**Data for this exercise:**
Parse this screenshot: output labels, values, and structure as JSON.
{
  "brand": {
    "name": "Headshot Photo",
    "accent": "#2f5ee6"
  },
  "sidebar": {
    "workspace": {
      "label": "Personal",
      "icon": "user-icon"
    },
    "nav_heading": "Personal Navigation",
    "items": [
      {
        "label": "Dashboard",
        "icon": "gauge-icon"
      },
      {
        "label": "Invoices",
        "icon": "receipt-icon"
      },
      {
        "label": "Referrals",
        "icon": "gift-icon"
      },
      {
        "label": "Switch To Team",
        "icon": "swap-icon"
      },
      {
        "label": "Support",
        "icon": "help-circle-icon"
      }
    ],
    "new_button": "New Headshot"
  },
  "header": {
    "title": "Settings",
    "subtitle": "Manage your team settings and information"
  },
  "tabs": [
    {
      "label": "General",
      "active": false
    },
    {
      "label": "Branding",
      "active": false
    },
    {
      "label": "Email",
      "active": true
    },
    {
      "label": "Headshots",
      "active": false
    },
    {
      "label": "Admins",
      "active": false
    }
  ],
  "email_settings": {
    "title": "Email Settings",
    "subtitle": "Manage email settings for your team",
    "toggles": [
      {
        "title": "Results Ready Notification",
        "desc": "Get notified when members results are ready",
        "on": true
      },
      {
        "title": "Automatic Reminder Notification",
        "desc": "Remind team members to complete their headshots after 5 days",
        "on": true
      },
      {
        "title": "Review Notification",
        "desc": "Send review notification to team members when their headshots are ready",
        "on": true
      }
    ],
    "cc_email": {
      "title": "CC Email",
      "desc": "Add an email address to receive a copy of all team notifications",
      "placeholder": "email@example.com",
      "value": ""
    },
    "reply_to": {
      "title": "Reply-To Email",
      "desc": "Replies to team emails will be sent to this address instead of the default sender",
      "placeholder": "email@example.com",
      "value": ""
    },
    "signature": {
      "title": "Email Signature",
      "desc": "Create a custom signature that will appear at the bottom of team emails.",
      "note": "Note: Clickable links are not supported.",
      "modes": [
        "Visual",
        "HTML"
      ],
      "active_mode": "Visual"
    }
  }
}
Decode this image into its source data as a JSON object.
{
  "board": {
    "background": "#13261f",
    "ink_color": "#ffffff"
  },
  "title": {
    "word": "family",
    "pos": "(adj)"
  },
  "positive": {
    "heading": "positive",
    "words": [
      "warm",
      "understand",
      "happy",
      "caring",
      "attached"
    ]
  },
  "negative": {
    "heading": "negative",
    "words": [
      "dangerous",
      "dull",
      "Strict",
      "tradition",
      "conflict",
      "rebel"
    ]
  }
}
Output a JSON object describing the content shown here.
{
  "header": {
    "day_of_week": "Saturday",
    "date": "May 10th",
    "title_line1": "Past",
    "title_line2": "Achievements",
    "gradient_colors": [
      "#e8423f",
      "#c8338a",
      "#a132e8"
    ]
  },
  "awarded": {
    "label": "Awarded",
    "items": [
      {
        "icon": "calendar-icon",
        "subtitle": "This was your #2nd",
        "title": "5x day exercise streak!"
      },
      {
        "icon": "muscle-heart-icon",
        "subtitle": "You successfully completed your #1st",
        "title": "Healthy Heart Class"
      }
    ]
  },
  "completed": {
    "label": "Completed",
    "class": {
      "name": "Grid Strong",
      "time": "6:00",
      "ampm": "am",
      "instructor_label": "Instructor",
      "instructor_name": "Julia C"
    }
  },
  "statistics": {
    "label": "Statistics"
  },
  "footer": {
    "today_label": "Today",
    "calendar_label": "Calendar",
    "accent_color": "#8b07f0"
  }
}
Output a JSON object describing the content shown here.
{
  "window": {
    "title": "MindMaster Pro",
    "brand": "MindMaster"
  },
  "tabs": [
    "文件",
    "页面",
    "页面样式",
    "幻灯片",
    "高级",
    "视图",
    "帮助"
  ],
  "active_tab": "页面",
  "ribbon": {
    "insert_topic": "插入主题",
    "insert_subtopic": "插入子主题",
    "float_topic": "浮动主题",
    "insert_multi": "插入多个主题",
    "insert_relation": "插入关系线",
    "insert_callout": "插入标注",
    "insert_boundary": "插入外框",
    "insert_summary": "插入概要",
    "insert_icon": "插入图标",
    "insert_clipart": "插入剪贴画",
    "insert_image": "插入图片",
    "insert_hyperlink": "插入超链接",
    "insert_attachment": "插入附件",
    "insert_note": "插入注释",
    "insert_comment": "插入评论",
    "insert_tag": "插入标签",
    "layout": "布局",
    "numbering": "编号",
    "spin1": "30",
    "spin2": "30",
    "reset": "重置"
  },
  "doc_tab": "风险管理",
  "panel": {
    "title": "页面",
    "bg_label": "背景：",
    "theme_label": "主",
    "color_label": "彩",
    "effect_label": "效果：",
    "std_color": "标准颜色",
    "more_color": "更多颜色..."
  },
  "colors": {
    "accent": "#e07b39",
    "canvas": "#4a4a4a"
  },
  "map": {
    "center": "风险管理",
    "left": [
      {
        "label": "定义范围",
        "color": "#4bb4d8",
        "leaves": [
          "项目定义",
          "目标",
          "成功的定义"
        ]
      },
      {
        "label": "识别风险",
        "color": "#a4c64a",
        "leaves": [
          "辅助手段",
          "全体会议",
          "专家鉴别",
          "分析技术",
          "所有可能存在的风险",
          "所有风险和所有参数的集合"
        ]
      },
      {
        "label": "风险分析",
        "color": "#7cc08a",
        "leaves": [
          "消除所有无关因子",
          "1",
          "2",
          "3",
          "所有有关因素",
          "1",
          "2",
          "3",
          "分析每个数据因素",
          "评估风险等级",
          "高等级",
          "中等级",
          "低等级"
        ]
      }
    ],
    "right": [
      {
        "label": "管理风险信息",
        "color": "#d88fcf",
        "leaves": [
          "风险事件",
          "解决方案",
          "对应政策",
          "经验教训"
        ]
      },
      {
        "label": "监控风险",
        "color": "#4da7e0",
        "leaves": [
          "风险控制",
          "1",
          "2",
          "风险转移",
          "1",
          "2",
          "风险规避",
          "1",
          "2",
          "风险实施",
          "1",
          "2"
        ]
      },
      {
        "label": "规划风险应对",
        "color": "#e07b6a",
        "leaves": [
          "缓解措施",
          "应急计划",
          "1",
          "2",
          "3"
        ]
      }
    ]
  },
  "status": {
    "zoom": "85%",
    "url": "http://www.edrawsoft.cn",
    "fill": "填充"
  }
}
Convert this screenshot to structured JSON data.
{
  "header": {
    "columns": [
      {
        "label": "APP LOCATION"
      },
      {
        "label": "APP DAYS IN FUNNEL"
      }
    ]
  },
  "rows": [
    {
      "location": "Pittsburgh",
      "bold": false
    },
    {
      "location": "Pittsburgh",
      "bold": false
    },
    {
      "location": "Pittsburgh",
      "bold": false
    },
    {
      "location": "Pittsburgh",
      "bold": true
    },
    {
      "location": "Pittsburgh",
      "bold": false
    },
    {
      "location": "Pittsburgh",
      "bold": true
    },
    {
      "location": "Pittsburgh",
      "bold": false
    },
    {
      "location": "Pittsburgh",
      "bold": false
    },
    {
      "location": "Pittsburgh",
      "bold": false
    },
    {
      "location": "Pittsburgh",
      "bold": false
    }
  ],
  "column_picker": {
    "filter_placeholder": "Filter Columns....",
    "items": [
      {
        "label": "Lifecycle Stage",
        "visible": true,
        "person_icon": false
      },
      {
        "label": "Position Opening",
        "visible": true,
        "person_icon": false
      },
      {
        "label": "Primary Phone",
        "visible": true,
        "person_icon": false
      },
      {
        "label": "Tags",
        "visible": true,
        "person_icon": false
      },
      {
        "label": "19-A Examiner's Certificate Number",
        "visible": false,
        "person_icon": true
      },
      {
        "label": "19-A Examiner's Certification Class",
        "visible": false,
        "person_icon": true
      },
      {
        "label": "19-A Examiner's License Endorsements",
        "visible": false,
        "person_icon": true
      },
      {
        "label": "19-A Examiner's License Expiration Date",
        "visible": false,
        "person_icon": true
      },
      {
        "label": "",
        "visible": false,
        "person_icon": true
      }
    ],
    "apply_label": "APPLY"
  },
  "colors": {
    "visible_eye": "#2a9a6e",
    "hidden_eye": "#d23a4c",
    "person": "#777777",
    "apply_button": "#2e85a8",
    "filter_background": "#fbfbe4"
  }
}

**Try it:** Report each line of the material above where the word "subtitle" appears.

**Answer space:**
    "subtitle": "Manage your team settings and information"
    "subtitle": "Manage email settings for your team",
        "subtitle": "This was your #2nd",
        "subtitle": "You successfully completed your #1st",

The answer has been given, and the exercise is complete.